* [Required action]: In the listing below, which lines contain the string "time"? Copy them all.

*** Begin section ***

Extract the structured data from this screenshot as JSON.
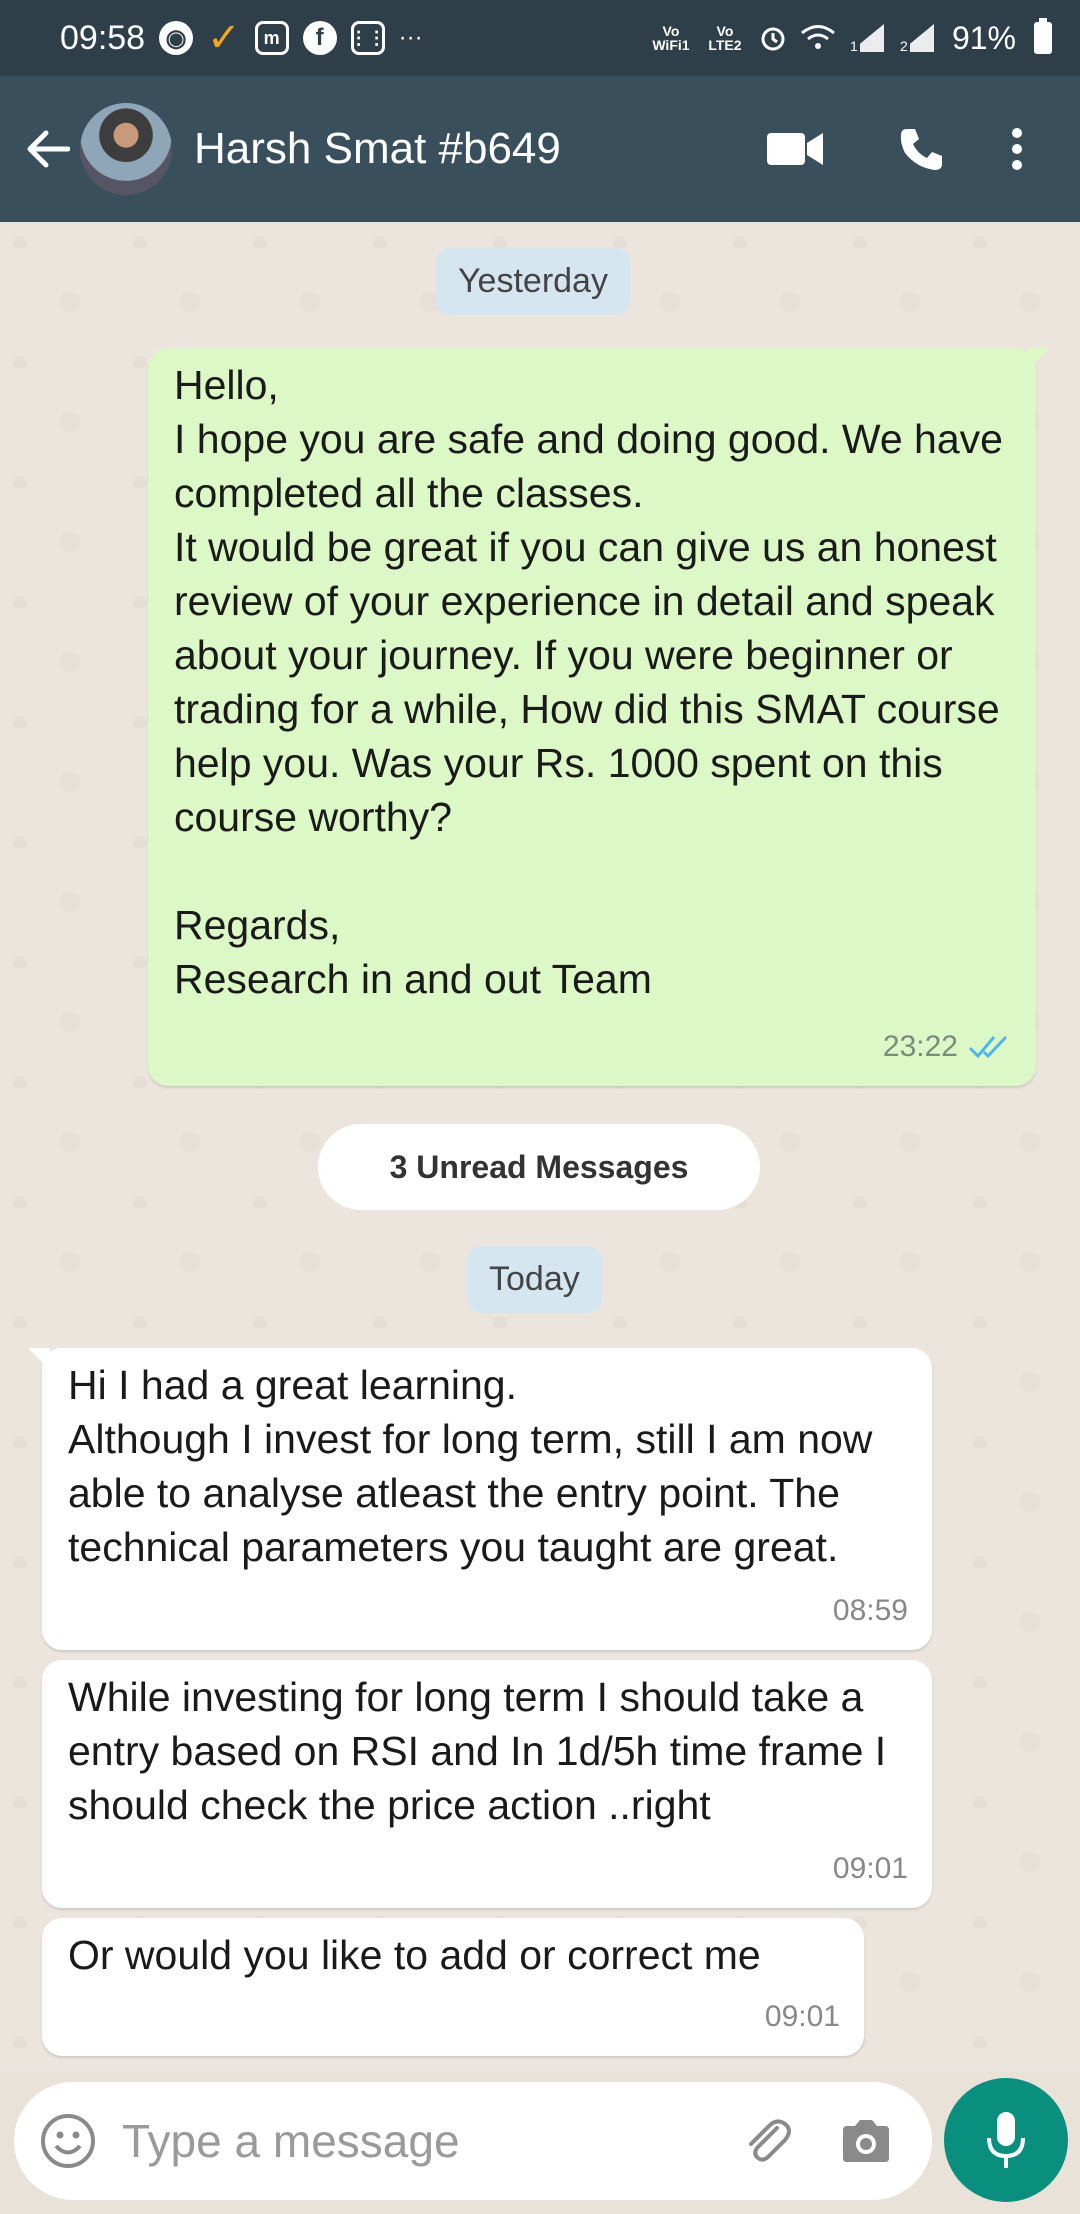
{
  "status_bar": {
    "time": "09:58",
    "battery_percent": "91%",
    "network_labels": [
      "Vo WiFi1",
      "Vo LTE2"
    ],
    "sim1": "1",
    "sim2": "2",
    "icons": [
      "app-notification-icon",
      "check-icon",
      "m-icon",
      "facebook-icon",
      "calculator-icon",
      "more-icon",
      "alarm-icon",
      "wifi-icon",
      "signal-icon",
      "signal-icon",
      "battery-icon"
    ]
  },
  "header": {
    "contact_name": "Harsh Smat #b649"
  },
  "chat": {
    "date_yesterday": "Yesterday",
    "date_today": "Today",
    "unread_label": "3 Unread Messages",
    "messages": [
      {
        "direction": "out",
        "text": "Hello,\nI hope you are safe and doing good. We have completed all the classes.\nIt would be great if you can give us an honest review of your experience in detail and speak about your journey. If you were beginner or trading for a while, How did this SMAT course help you. Was your Rs. 1000 spent on this course worthy?\n\nRegards,\nResearch in and out Team",
        "time": "23:22",
        "status": "read"
      },
      {
        "direction": "in",
        "text": "Hi I had a great learning.\nAlthough I invest for long term, still I am now able to analyse atleast the entry point. The technical parameters you taught are great.",
        "time": "08:59"
      },
      {
        "direction": "in",
        "text": "While investing for long term I should take a entry based on RSI and In 1d/5h time frame I should check the price action ..right",
        "time": "09:01"
      },
      {
        "direction": "in",
        "text": "Or would you like to add or correct me",
        "time": "09:01"
      }
    ]
  },
  "input": {
    "placeholder": "Type a message"
  },
  "colors": {
    "header": "#3a4f5c",
    "status_bar": "#2f3f4a",
    "outgoing_bubble": "#dcf8c6",
    "incoming_bubble": "#ffffff",
    "mic_button": "#0a8f7f",
    "read_ticks": "#4fb6ec"
  }
}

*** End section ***

* [Output for this task]:
    "time": "09:58",
        "time": "23:22",
        "time": "08:59"
        "text": "While investing for long term I should take a entry based on RSI and In 1d/5h time frame I should check the price action ..right",
        "time": "09:01"
        "time": "09:01"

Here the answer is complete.